--- Exercise data Enclosed Below ---

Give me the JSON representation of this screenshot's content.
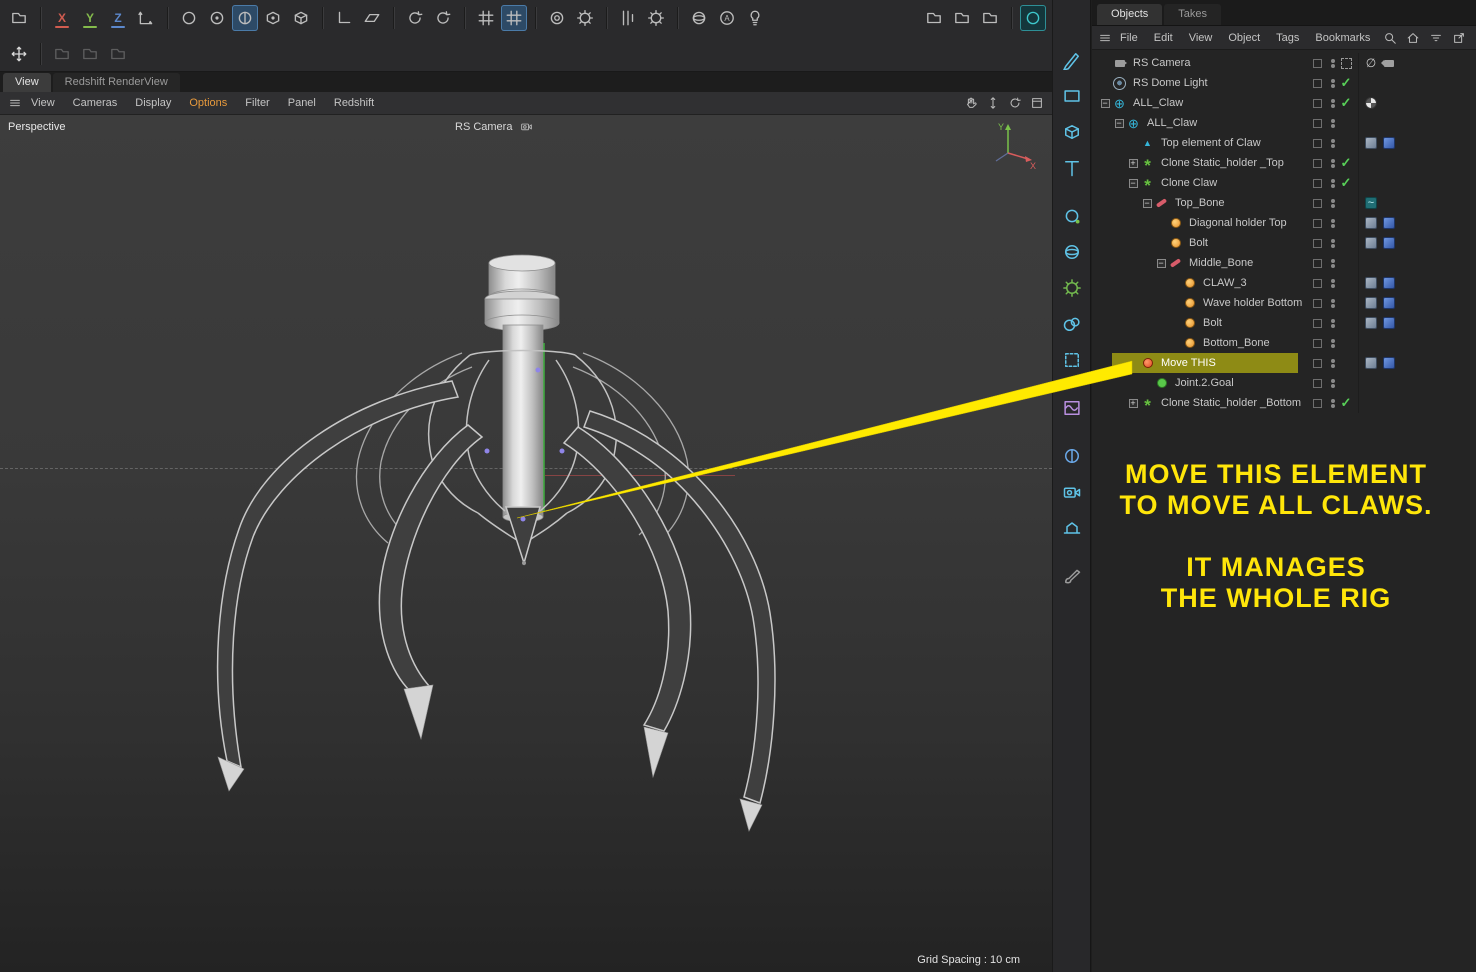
{
  "toolbar": {
    "row1": [
      {
        "items": [
          {
            "name": "content-browser-button",
            "icon": "foldbox"
          }
        ]
      },
      {
        "items": [
          {
            "name": "lock-x-axis-button",
            "letter": "X",
            "color": "#d05c50"
          },
          {
            "name": "lock-y-axis-button",
            "letter": "Y",
            "color": "#84bb4c"
          },
          {
            "name": "lock-z-axis-button",
            "letter": "Z",
            "color": "#5c88cc"
          },
          {
            "name": "coordinate-system-button",
            "icon": "axes"
          }
        ]
      },
      {
        "items": [
          {
            "name": "make-editable-button",
            "icon": "ring"
          },
          {
            "name": "model-mode-button",
            "icon": "ringdot"
          },
          {
            "name": "texture-mode-button",
            "icon": "halfring",
            "active": true
          },
          {
            "name": "point-mode-button",
            "icon": "cubedot"
          },
          {
            "name": "polygon-mode-button",
            "icon": "cube"
          }
        ]
      },
      {
        "items": [
          {
            "name": "enable-axis-button",
            "icon": "corner"
          },
          {
            "name": "workplane-button",
            "icon": "plane"
          }
        ]
      },
      {
        "items": [
          {
            "name": "reset-psr-button",
            "icon": "rotate"
          },
          {
            "name": "rotate-snap-button",
            "icon": "rotate"
          }
        ]
      },
      {
        "items": [
          {
            "name": "snap-toggle-button",
            "icon": "grid"
          },
          {
            "name": "quantize-button",
            "icon": "grid",
            "active": true
          }
        ]
      },
      {
        "items": [
          {
            "name": "target-mode-button",
            "icon": "target"
          },
          {
            "name": "snap-settings-button",
            "icon": "gearring"
          }
        ]
      },
      {
        "items": [
          {
            "name": "guide-lines-button",
            "icon": "lines"
          },
          {
            "name": "modeling-settings-button",
            "icon": "gearring"
          }
        ]
      },
      {
        "items": [
          {
            "name": "sphere-tool-button",
            "icon": "sphere"
          },
          {
            "name": "annotate-tool-button",
            "icon": "lettera"
          },
          {
            "name": "pick-tool-button",
            "icon": "lamp"
          }
        ]
      },
      {
        "push": true,
        "items": [
          {
            "name": "workplane-preset-1-button",
            "icon": "foldbox"
          },
          {
            "name": "workplane-preset-2-button",
            "icon": "foldbox"
          },
          {
            "name": "workplane-preset-3-button",
            "icon": "foldbox"
          }
        ]
      },
      {
        "items": [
          {
            "name": "modeling-circle-button",
            "icon": "ring",
            "accent": true,
            "color": "#3ec8cc"
          }
        ]
      }
    ],
    "row2": [
      {
        "items": [
          {
            "name": "move-tool-button",
            "icon": "movearrows",
            "color": "#d8d8d8"
          }
        ]
      },
      {
        "items": [
          {
            "name": "recent-tool-1-button",
            "icon": "foldbox",
            "disabled": true
          },
          {
            "name": "recent-tool-2-button",
            "icon": "foldbox",
            "disabled": true
          },
          {
            "name": "recent-tool-3-button",
            "icon": "foldbox",
            "disabled": true
          }
        ]
      }
    ]
  },
  "palette": [
    {
      "name": "spline-pen-tool",
      "icon": "pen",
      "color": "#5fc3e7"
    },
    {
      "name": "spline-primitive-tool",
      "icon": "rect",
      "color": "#5fc3e7"
    },
    {
      "name": "primitive-cube-tool",
      "icon": "cube",
      "color": "#5fc3e7"
    },
    {
      "name": "mograph-text-tool",
      "icon": "text",
      "color": "#5fc3e7"
    },
    {
      "name": "generator-tool",
      "icon": "gencircle",
      "color": "#5fc3e7",
      "gap": true
    },
    {
      "name": "subdivision-surface-tool",
      "icon": "sphere",
      "color": "#5fc3e7"
    },
    {
      "name": "simulation-tool",
      "icon": "gearring",
      "color": "#72b84e"
    },
    {
      "name": "volume-builder-tool",
      "icon": "blob",
      "color": "#5fc3e7"
    },
    {
      "name": "volume-mesher-tool",
      "icon": "dotcube",
      "color": "#5fc3e7"
    },
    {
      "name": "deformer-tool",
      "icon": "wavecube",
      "color": "#b98fe0",
      "gap": true
    },
    {
      "name": "field-tool",
      "icon": "fieldsphere",
      "color": "#6aa8e8",
      "gap": true
    },
    {
      "name": "camera-tool",
      "icon": "camera",
      "color": "#5fc3e7"
    },
    {
      "name": "stage-tool",
      "icon": "stage",
      "color": "#5fc3e7"
    },
    {
      "name": "material-paint-tool",
      "icon": "brush",
      "color": "#9a9a9a",
      "gap": true
    }
  ],
  "viewport": {
    "tabs": [
      {
        "label": "View",
        "active": true
      },
      {
        "label": "Redshift RenderView",
        "active": false
      }
    ],
    "menu": [
      {
        "label": "View"
      },
      {
        "label": "Cameras"
      },
      {
        "label": "Display"
      },
      {
        "label": "Options",
        "accent": true
      },
      {
        "label": "Filter"
      },
      {
        "label": "Panel"
      },
      {
        "label": "Redshift"
      }
    ],
    "menu_icons": [
      {
        "name": "pan-view-icon",
        "icon": "hand"
      },
      {
        "name": "dolly-view-icon",
        "icon": "updown"
      },
      {
        "name": "rotate-view-icon",
        "icon": "rotate"
      },
      {
        "name": "toggle-panel-icon",
        "icon": "frame"
      }
    ],
    "view_label": "Perspective",
    "camera_label": "RS Camera",
    "grid_spacing_label": "Grid Spacing : 10 cm",
    "axis_labels": {
      "x": "X",
      "y": "Y"
    }
  },
  "object_manager": {
    "tabs": [
      {
        "label": "Objects",
        "active": true
      },
      {
        "label": "Takes",
        "active": false
      }
    ],
    "menu": [
      "File",
      "Edit",
      "View",
      "Object",
      "Tags",
      "Bookmarks"
    ],
    "menu_icons": [
      {
        "name": "search-icon",
        "icon": "magnifier"
      },
      {
        "name": "home-icon",
        "icon": "home"
      },
      {
        "name": "filter-icon",
        "icon": "filter"
      },
      {
        "name": "new-window-icon",
        "icon": "export"
      }
    ],
    "rows": [
      {
        "label": "RS Camera",
        "indent": 0,
        "icon": "camera",
        "pre": "marquee",
        "tags": [
          "nodraw",
          "camtag"
        ]
      },
      {
        "label": "RS Dome Light",
        "indent": 0,
        "icon": "domelight",
        "pre": "check",
        "tags": []
      },
      {
        "label": "ALL_Claw",
        "indent": 0,
        "icon": "null",
        "expand": "minus",
        "pre": "check",
        "tags": [
          "spheretex"
        ]
      },
      {
        "label": "ALL_Claw",
        "indent": 1,
        "icon": "null",
        "expand": "minus",
        "pre": "",
        "tags": []
      },
      {
        "label": "Top element of Claw",
        "indent": 2,
        "icon": "spline",
        "pre": "",
        "tags": [
          "weight",
          "flag"
        ]
      },
      {
        "label": "Clone Static_holder _Top",
        "indent": 2,
        "icon": "cloner",
        "expand": "plus",
        "pre": "check",
        "tags": []
      },
      {
        "label": "Clone Claw",
        "indent": 2,
        "icon": "cloner",
        "expand": "minus",
        "pre": "check",
        "tags": []
      },
      {
        "label": "Top_Bone",
        "indent": 3,
        "icon": "bone",
        "expand": "minus",
        "pre": "",
        "tags": [
          "jiggle"
        ]
      },
      {
        "label": "Diagonal  holder Top",
        "indent": 4,
        "icon": "joint",
        "pre": "",
        "tags": [
          "weight",
          "flag"
        ]
      },
      {
        "label": "Bolt",
        "indent": 4,
        "icon": "joint",
        "pre": "",
        "tags": [
          "weight",
          "flag"
        ]
      },
      {
        "label": "Middle_Bone",
        "indent": 4,
        "icon": "bone",
        "expand": "minus",
        "pre": "",
        "tags": []
      },
      {
        "label": "CLAW_3",
        "indent": 5,
        "icon": "joint",
        "pre": "",
        "tags": [
          "weight",
          "flag"
        ]
      },
      {
        "label": "Wave holder Bottom",
        "indent": 5,
        "icon": "joint",
        "pre": "",
        "tags": [
          "weight",
          "flag"
        ]
      },
      {
        "label": "Bolt",
        "indent": 5,
        "icon": "joint",
        "pre": "",
        "tags": [
          "weight",
          "flag"
        ]
      },
      {
        "label": "Bottom_Bone",
        "indent": 5,
        "icon": "joint",
        "pre": "",
        "tags": []
      },
      {
        "label": "Move THIS",
        "indent": 2,
        "icon": "movethis",
        "hl": true,
        "pre": "",
        "tags": [
          "weight",
          "flag"
        ]
      },
      {
        "label": "Joint.2.Goal",
        "indent": 3,
        "icon": "goal",
        "pre": "",
        "tags": []
      },
      {
        "label": "Clone Static_holder _Bottom",
        "indent": 2,
        "icon": "cloner",
        "expand": "plus",
        "pre": "check",
        "tags": []
      }
    ]
  },
  "annotation": {
    "line1": "MOVE THIS ELEMENT",
    "line2": "TO MOVE ALL CLAWS.",
    "line3": "IT MANAGES",
    "line4": "THE WHOLE RIG",
    "color": "#ffe60a",
    "arrow_color": "#ffea00"
  }
}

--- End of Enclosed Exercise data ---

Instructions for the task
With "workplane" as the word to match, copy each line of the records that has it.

Result of the exercise
            "name": "workplane-button",
            "name": "workplane-preset-1-button",
            "name": "workplane-preset-2-button",
            "name": "workplane-preset-3-button",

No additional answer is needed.